### ACTION ITEM
Omit every picture, then return each line of the data below exactly.

### THE INPUT
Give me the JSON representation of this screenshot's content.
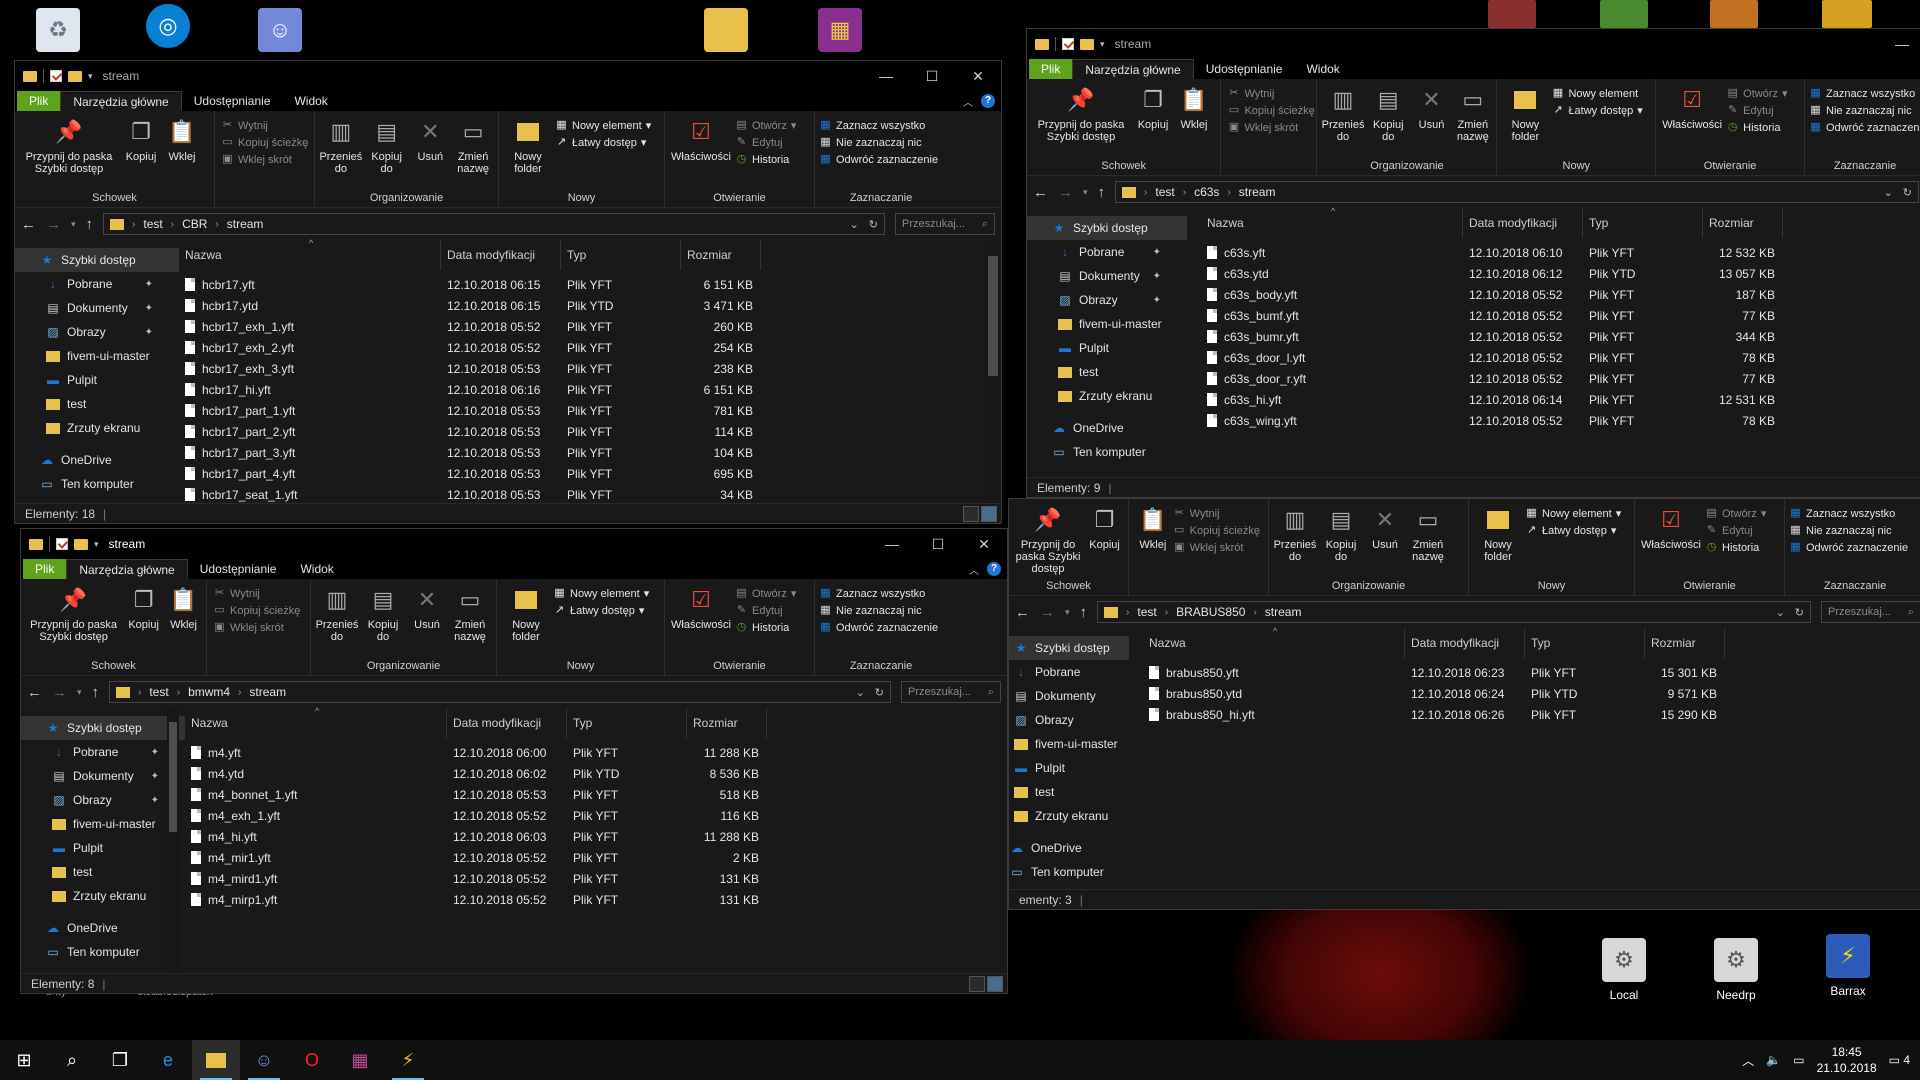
{
  "desktop": {
    "icons": [
      {
        "label": "Local"
      },
      {
        "label": "Needrp"
      },
      {
        "label": "Barrax"
      }
    ],
    "partial_labels": [
      "unty",
      "disabledispatch"
    ]
  },
  "ribbon": {
    "tabs": [
      "Plik",
      "Narzędzia główne",
      "Udostępnianie",
      "Widok"
    ],
    "schowek": {
      "pin": "Przypnij do paska Szybki dostęp",
      "copy": "Kopiuj",
      "paste": "Wklej",
      "cut": "Wytnij",
      "copy_path": "Kopiuj ścieżkę",
      "paste_shortcut": "Wklej skrót",
      "group": "Schowek"
    },
    "organizuj": {
      "move": "Przenieś do",
      "copyto": "Kopiuj do",
      "delete": "Usuń",
      "rename": "Zmień nazwę",
      "group": "Organizowanie"
    },
    "nowy": {
      "new_folder": "Nowy folder",
      "new_item": "Nowy element",
      "easy_access": "Łatwy dostęp",
      "group": "Nowy"
    },
    "otwieranie": {
      "properties": "Właściwości",
      "open": "Otwórz",
      "edit": "Edytuj",
      "history": "Historia",
      "group": "Otwieranie"
    },
    "zaznaczanie": {
      "select_all": "Zaznacz wszystko",
      "select_none": "Nie zaznaczaj nic",
      "invert": "Odwróć zaznaczenie",
      "group": "Zaznaczanie"
    }
  },
  "columns": {
    "name": "Nazwa",
    "date": "Data modyfikacji",
    "type": "Typ",
    "size": "Rozmiar"
  },
  "nav": {
    "quick": "Szybki dostęp",
    "items": [
      "Pobrane",
      "Dokumenty",
      "Obrazy",
      "fivem-ui-master",
      "Pulpit",
      "test",
      "Zrzuty ekranu"
    ],
    "onedrive": "OneDrive",
    "thispc": "Ten komputer"
  },
  "search_placeholder": "Przeszukaj...",
  "windows": {
    "cbr": {
      "title": "stream",
      "path": [
        "test",
        "CBR",
        "stream"
      ],
      "status": "Elementy: 18",
      "files": [
        {
          "name": "hcbr17.yft",
          "date": "12.10.2018 06:15",
          "type": "Plik YFT",
          "size": "6 151 KB"
        },
        {
          "name": "hcbr17.ytd",
          "date": "12.10.2018 06:15",
          "type": "Plik YTD",
          "size": "3 471 KB"
        },
        {
          "name": "hcbr17_exh_1.yft",
          "date": "12.10.2018 05:52",
          "type": "Plik YFT",
          "size": "260 KB"
        },
        {
          "name": "hcbr17_exh_2.yft",
          "date": "12.10.2018 05:52",
          "type": "Plik YFT",
          "size": "254 KB"
        },
        {
          "name": "hcbr17_exh_3.yft",
          "date": "12.10.2018 05:53",
          "type": "Plik YFT",
          "size": "238 KB"
        },
        {
          "name": "hcbr17_hi.yft",
          "date": "12.10.2018 06:16",
          "type": "Plik YFT",
          "size": "6 151 KB"
        },
        {
          "name": "hcbr17_part_1.yft",
          "date": "12.10.2018 05:53",
          "type": "Plik YFT",
          "size": "781 KB"
        },
        {
          "name": "hcbr17_part_2.yft",
          "date": "12.10.2018 05:53",
          "type": "Plik YFT",
          "size": "114 KB"
        },
        {
          "name": "hcbr17_part_3.yft",
          "date": "12.10.2018 05:53",
          "type": "Plik YFT",
          "size": "104 KB"
        },
        {
          "name": "hcbr17_part_4.yft",
          "date": "12.10.2018 05:53",
          "type": "Plik YFT",
          "size": "695 KB"
        },
        {
          "name": "hcbr17_seat_1.yft",
          "date": "12.10.2018 05:53",
          "type": "Plik YFT",
          "size": "34 KB"
        }
      ]
    },
    "c63s": {
      "title": "stream",
      "path": [
        "test",
        "c63s",
        "stream"
      ],
      "status": "Elementy: 9",
      "files": [
        {
          "name": "c63s.yft",
          "date": "12.10.2018 06:10",
          "type": "Plik YFT",
          "size": "12 532 KB"
        },
        {
          "name": "c63s.ytd",
          "date": "12.10.2018 06:12",
          "type": "Plik YTD",
          "size": "13 057 KB"
        },
        {
          "name": "c63s_body.yft",
          "date": "12.10.2018 05:52",
          "type": "Plik YFT",
          "size": "187 KB"
        },
        {
          "name": "c63s_bumf.yft",
          "date": "12.10.2018 05:52",
          "type": "Plik YFT",
          "size": "77 KB"
        },
        {
          "name": "c63s_bumr.yft",
          "date": "12.10.2018 05:52",
          "type": "Plik YFT",
          "size": "344 KB"
        },
        {
          "name": "c63s_door_l.yft",
          "date": "12.10.2018 05:52",
          "type": "Plik YFT",
          "size": "78 KB"
        },
        {
          "name": "c63s_door_r.yft",
          "date": "12.10.2018 05:52",
          "type": "Plik YFT",
          "size": "77 KB"
        },
        {
          "name": "c63s_hi.yft",
          "date": "12.10.2018 06:14",
          "type": "Plik YFT",
          "size": "12 531 KB"
        },
        {
          "name": "c63s_wing.yft",
          "date": "12.10.2018 05:52",
          "type": "Plik YFT",
          "size": "78 KB"
        }
      ]
    },
    "bmw": {
      "title": "stream",
      "path": [
        "test",
        "bmwm4",
        "stream"
      ],
      "status": "Elementy: 8",
      "files": [
        {
          "name": "m4.yft",
          "date": "12.10.2018 06:00",
          "type": "Plik YFT",
          "size": "11 288 KB"
        },
        {
          "name": "m4.ytd",
          "date": "12.10.2018 06:02",
          "type": "Plik YTD",
          "size": "8 536 KB"
        },
        {
          "name": "m4_bonnet_1.yft",
          "date": "12.10.2018 05:53",
          "type": "Plik YFT",
          "size": "518 KB"
        },
        {
          "name": "m4_exh_1.yft",
          "date": "12.10.2018 05:52",
          "type": "Plik YFT",
          "size": "116 KB"
        },
        {
          "name": "m4_hi.yft",
          "date": "12.10.2018 06:03",
          "type": "Plik YFT",
          "size": "11 288 KB"
        },
        {
          "name": "m4_mir1.yft",
          "date": "12.10.2018 05:52",
          "type": "Plik YFT",
          "size": "2 KB"
        },
        {
          "name": "m4_mird1.yft",
          "date": "12.10.2018 05:52",
          "type": "Plik YFT",
          "size": "131 KB"
        },
        {
          "name": "m4_mirp1.yft",
          "date": "12.10.2018 05:52",
          "type": "Plik YFT",
          "size": "131 KB"
        }
      ]
    },
    "brabus": {
      "path": [
        "test",
        "BRABUS850",
        "stream"
      ],
      "status": "ementy: 3",
      "files": [
        {
          "name": "brabus850.yft",
          "date": "12.10.2018 06:23",
          "type": "Plik YFT",
          "size": "15 301 KB"
        },
        {
          "name": "brabus850.ytd",
          "date": "12.10.2018 06:24",
          "type": "Plik YTD",
          "size": "9 571 KB"
        },
        {
          "name": "brabus850_hi.yft",
          "date": "12.10.2018 06:26",
          "type": "Plik YFT",
          "size": "15 290 KB"
        }
      ]
    }
  },
  "taskbar": {
    "time": "18:45",
    "date": "21.10.2018",
    "notification_count": "4"
  },
  "colors": {
    "file_tab": "#5ea31c",
    "folder": "#e8c04c",
    "accent": "#1e78d2"
  }
}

### YOUR RESPONSE
Give me the JSON representation of this screenshot's content.
{
  "desktop": {
    "icons": [
      {
        "label": "Local"
      },
      {
        "label": "Needrp"
      },
      {
        "label": "Barrax"
      }
    ],
    "partial_labels": [
      "unty",
      "disabledispatch"
    ]
  },
  "ribbon": {
    "tabs": [
      "Plik",
      "Narzędzia główne",
      "Udostępnianie",
      "Widok"
    ],
    "schowek": {
      "pin": "Przypnij do paska Szybki dostęp",
      "copy": "Kopiuj",
      "paste": "Wklej",
      "cut": "Wytnij",
      "copy_path": "Kopiuj ścieżkę",
      "paste_shortcut": "Wklej skrót",
      "group": "Schowek"
    },
    "organizuj": {
      "move": "Przenieś do",
      "copyto": "Kopiuj do",
      "delete": "Usuń",
      "rename": "Zmień nazwę",
      "group": "Organizowanie"
    },
    "nowy": {
      "new_folder": "Nowy folder",
      "new_item": "Nowy element",
      "easy_access": "Łatwy dostęp",
      "group": "Nowy"
    },
    "otwieranie": {
      "properties": "Właściwości",
      "open": "Otwórz",
      "edit": "Edytuj",
      "history": "Historia",
      "group": "Otwieranie"
    },
    "zaznaczanie": {
      "select_all": "Zaznacz wszystko",
      "select_none": "Nie zaznaczaj nic",
      "invert": "Odwróć zaznaczenie",
      "group": "Zaznaczanie"
    }
  },
  "columns": {
    "name": "Nazwa",
    "date": "Data modyfikacji",
    "type": "Typ",
    "size": "Rozmiar"
  },
  "nav": {
    "quick": "Szybki dostęp",
    "items": [
      "Pobrane",
      "Dokumenty",
      "Obrazy",
      "fivem-ui-master",
      "Pulpit",
      "test",
      "Zrzuty ekranu"
    ],
    "onedrive": "OneDrive",
    "thispc": "Ten komputer"
  },
  "search_placeholder": "Przeszukaj...",
  "windows": {
    "cbr": {
      "title": "stream",
      "path": [
        "test",
        "CBR",
        "stream"
      ],
      "status": "Elementy: 18",
      "files": [
        {
          "name": "hcbr17.yft",
          "date": "12.10.2018 06:15",
          "type": "Plik YFT",
          "size": "6 151 KB"
        },
        {
          "name": "hcbr17.ytd",
          "date": "12.10.2018 06:15",
          "type": "Plik YTD",
          "size": "3 471 KB"
        },
        {
          "name": "hcbr17_exh_1.yft",
          "date": "12.10.2018 05:52",
          "type": "Plik YFT",
          "size": "260 KB"
        },
        {
          "name": "hcbr17_exh_2.yft",
          "date": "12.10.2018 05:52",
          "type": "Plik YFT",
          "size": "254 KB"
        },
        {
          "name": "hcbr17_exh_3.yft",
          "date": "12.10.2018 05:53",
          "type": "Plik YFT",
          "size": "238 KB"
        },
        {
          "name": "hcbr17_hi.yft",
          "date": "12.10.2018 06:16",
          "type": "Plik YFT",
          "size": "6 151 KB"
        },
        {
          "name": "hcbr17_part_1.yft",
          "date": "12.10.2018 05:53",
          "type": "Plik YFT",
          "size": "781 KB"
        },
        {
          "name": "hcbr17_part_2.yft",
          "date": "12.10.2018 05:53",
          "type": "Plik YFT",
          "size": "114 KB"
        },
        {
          "name": "hcbr17_part_3.yft",
          "date": "12.10.2018 05:53",
          "type": "Plik YFT",
          "size": "104 KB"
        },
        {
          "name": "hcbr17_part_4.yft",
          "date": "12.10.2018 05:53",
          "type": "Plik YFT",
          "size": "695 KB"
        },
        {
          "name": "hcbr17_seat_1.yft",
          "date": "12.10.2018 05:53",
          "type": "Plik YFT",
          "size": "34 KB"
        }
      ]
    },
    "c63s": {
      "title": "stream",
      "path": [
        "test",
        "c63s",
        "stream"
      ],
      "status": "Elementy: 9",
      "files": [
        {
          "name": "c63s.yft",
          "date": "12.10.2018 06:10",
          "type": "Plik YFT",
          "size": "12 532 KB"
        },
        {
          "name": "c63s.ytd",
          "date": "12.10.2018 06:12",
          "type": "Plik YTD",
          "size": "13 057 KB"
        },
        {
          "name": "c63s_body.yft",
          "date": "12.10.2018 05:52",
          "type": "Plik YFT",
          "size": "187 KB"
        },
        {
          "name": "c63s_bumf.yft",
          "date": "12.10.2018 05:52",
          "type": "Plik YFT",
          "size": "77 KB"
        },
        {
          "name": "c63s_bumr.yft",
          "date": "12.10.2018 05:52",
          "type": "Plik YFT",
          "size": "344 KB"
        },
        {
          "name": "c63s_door_l.yft",
          "date": "12.10.2018 05:52",
          "type": "Plik YFT",
          "size": "78 KB"
        },
        {
          "name": "c63s_door_r.yft",
          "date": "12.10.2018 05:52",
          "type": "Plik YFT",
          "size": "77 KB"
        },
        {
          "name": "c63s_hi.yft",
          "date": "12.10.2018 06:14",
          "type": "Plik YFT",
          "size": "12 531 KB"
        },
        {
          "name": "c63s_wing.yft",
          "date": "12.10.2018 05:52",
          "type": "Plik YFT",
          "size": "78 KB"
        }
      ]
    },
    "bmw": {
      "title": "stream",
      "path": [
        "test",
        "bmwm4",
        "stream"
      ],
      "status": "Elementy: 8",
      "files": [
        {
          "name": "m4.yft",
          "date": "12.10.2018 06:00",
          "type": "Plik YFT",
          "size": "11 288 KB"
        },
        {
          "name": "m4.ytd",
          "date": "12.10.2018 06:02",
          "type": "Plik YTD",
          "size": "8 536 KB"
        },
        {
          "name": "m4_bonnet_1.yft",
          "date": "12.10.2018 05:53",
          "type": "Plik YFT",
          "size": "518 KB"
        },
        {
          "name": "m4_exh_1.yft",
          "date": "12.10.2018 05:52",
          "type": "Plik YFT",
          "size": "116 KB"
        },
        {
          "name": "m4_hi.yft",
          "date": "12.10.2018 06:03",
          "type": "Plik YFT",
          "size": "11 288 KB"
        },
        {
          "name": "m4_mir1.yft",
          "date": "12.10.2018 05:52",
          "type": "Plik YFT",
          "size": "2 KB"
        },
        {
          "name": "m4_mird1.yft",
          "date": "12.10.2018 05:52",
          "type": "Plik YFT",
          "size": "131 KB"
        },
        {
          "name": "m4_mirp1.yft",
          "date": "12.10.2018 05:52",
          "type": "Plik YFT",
          "size": "131 KB"
        }
      ]
    },
    "brabus": {
      "path": [
        "test",
        "BRABUS850",
        "stream"
      ],
      "status": "ementy: 3",
      "files": [
        {
          "name": "brabus850.yft",
          "date": "12.10.2018 06:23",
          "type": "Plik YFT",
          "size": "15 301 KB"
        },
        {
          "name": "brabus850.ytd",
          "date": "12.10.2018 06:24",
          "type": "Plik YTD",
          "size": "9 571 KB"
        },
        {
          "name": "brabus850_hi.yft",
          "date": "12.10.2018 06:26",
          "type": "Plik YFT",
          "size": "15 290 KB"
        }
      ]
    }
  },
  "taskbar": {
    "time": "18:45",
    "date": "21.10.2018",
    "notification_count": "4"
  },
  "colors": {
    "file_tab": "#5ea31c",
    "folder": "#e8c04c",
    "accent": "#1e78d2"
  }
}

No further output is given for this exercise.